-- Data about app and page elements --
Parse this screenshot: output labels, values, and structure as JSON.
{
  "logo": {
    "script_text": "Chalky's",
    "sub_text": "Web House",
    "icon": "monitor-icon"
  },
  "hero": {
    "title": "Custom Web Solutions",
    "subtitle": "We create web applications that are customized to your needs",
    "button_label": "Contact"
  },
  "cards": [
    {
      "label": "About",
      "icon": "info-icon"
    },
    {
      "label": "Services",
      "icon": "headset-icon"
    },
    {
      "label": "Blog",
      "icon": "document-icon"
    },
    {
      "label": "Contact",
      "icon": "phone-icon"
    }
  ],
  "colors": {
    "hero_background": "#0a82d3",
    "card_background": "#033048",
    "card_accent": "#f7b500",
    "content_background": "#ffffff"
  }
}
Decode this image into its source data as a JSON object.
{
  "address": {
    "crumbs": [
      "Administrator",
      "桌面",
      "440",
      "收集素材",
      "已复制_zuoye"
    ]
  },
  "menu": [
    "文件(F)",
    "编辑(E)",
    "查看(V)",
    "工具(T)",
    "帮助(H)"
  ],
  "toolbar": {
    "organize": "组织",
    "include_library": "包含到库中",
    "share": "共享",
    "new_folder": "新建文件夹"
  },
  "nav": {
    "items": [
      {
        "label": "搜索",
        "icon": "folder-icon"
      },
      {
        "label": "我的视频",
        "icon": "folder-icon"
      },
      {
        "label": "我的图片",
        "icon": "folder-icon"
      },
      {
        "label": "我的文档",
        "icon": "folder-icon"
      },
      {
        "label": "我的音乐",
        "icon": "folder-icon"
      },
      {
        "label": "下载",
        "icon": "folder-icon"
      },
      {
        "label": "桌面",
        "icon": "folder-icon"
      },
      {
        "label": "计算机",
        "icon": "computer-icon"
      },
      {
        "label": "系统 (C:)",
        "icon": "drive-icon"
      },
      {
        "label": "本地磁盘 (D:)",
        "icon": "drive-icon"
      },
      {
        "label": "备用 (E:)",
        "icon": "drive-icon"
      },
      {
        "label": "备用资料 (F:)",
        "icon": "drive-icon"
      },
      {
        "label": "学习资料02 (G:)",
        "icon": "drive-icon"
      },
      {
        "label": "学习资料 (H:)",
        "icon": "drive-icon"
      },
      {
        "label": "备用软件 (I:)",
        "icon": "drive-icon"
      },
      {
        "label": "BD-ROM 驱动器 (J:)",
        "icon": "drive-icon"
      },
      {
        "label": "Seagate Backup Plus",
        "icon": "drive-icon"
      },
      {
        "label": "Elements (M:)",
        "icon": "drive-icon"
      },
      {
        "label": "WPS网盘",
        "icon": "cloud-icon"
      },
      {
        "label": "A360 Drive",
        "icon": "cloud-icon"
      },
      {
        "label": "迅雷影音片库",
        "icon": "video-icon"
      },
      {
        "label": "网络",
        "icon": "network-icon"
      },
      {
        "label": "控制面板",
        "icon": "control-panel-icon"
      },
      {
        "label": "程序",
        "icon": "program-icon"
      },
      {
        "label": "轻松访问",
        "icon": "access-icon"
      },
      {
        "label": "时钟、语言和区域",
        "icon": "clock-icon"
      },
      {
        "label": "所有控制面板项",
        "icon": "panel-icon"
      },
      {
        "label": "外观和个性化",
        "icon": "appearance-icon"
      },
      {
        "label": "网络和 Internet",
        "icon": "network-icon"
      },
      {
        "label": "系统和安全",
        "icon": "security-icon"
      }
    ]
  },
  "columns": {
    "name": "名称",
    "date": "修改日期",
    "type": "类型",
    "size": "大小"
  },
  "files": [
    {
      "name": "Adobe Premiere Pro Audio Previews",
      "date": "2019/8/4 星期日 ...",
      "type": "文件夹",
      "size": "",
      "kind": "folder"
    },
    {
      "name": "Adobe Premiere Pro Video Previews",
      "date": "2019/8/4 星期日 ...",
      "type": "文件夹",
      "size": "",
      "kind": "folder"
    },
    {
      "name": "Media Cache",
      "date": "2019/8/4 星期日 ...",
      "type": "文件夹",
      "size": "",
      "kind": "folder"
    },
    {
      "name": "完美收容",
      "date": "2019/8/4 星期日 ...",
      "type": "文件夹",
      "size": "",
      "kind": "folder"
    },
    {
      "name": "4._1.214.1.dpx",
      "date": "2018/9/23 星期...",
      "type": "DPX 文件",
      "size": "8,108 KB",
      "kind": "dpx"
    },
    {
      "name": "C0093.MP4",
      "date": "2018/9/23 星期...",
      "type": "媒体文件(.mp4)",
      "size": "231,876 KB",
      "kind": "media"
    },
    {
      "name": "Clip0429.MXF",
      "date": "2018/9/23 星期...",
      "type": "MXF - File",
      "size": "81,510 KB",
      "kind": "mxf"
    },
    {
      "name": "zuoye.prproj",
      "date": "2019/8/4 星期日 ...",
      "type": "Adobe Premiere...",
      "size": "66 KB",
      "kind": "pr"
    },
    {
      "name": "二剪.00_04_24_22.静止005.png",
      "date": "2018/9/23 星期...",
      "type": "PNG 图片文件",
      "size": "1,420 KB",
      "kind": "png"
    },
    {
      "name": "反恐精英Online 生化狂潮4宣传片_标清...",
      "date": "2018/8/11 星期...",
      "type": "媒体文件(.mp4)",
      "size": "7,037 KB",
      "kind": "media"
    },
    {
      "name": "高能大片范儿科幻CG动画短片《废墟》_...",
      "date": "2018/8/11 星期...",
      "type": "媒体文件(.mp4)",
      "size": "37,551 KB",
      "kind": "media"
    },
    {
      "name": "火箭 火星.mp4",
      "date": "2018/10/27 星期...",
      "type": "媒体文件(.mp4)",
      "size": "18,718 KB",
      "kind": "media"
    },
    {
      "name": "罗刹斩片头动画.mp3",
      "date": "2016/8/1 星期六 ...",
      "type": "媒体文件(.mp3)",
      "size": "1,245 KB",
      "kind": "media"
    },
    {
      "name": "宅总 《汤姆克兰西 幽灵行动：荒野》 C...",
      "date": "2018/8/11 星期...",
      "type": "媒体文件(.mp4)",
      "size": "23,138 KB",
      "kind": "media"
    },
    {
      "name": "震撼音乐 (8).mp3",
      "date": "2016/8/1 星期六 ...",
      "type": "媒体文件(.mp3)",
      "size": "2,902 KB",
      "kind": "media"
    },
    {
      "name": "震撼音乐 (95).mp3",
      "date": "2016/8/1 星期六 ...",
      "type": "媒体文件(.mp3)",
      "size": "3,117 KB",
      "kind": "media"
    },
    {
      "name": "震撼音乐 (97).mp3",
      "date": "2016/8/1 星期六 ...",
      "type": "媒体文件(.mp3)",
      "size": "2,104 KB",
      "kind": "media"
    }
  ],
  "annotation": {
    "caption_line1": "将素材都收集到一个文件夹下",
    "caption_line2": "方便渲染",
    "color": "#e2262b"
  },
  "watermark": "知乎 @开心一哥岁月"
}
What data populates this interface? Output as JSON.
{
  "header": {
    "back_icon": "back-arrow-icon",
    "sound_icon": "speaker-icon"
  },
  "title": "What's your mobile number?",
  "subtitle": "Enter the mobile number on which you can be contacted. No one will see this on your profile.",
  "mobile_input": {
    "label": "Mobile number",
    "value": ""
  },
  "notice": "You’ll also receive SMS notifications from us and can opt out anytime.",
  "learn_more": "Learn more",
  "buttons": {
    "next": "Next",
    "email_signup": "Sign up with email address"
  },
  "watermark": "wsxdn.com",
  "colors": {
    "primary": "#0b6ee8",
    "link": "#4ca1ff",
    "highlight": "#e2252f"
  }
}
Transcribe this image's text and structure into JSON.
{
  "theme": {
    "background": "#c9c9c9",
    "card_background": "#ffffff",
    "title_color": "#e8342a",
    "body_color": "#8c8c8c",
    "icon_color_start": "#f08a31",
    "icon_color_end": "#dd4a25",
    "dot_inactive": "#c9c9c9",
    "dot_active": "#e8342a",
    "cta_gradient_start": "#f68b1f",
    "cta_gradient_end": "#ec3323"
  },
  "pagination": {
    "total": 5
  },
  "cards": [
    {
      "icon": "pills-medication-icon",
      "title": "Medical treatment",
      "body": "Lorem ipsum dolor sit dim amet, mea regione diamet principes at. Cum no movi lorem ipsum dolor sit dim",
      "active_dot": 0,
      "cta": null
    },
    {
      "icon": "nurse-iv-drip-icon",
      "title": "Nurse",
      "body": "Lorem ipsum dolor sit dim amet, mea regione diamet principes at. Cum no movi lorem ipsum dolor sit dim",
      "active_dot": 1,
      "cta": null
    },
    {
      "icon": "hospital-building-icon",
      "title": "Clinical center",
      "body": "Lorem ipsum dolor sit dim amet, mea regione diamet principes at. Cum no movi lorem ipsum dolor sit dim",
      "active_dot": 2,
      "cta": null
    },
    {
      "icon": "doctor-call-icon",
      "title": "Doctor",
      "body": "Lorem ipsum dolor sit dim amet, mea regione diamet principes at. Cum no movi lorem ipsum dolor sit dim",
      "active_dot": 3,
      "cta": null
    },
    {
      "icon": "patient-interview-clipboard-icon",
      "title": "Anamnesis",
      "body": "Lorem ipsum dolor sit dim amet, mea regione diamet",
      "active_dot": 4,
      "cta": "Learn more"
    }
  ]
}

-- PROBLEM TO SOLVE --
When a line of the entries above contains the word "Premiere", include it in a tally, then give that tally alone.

-- YOUR RESPONSE --
3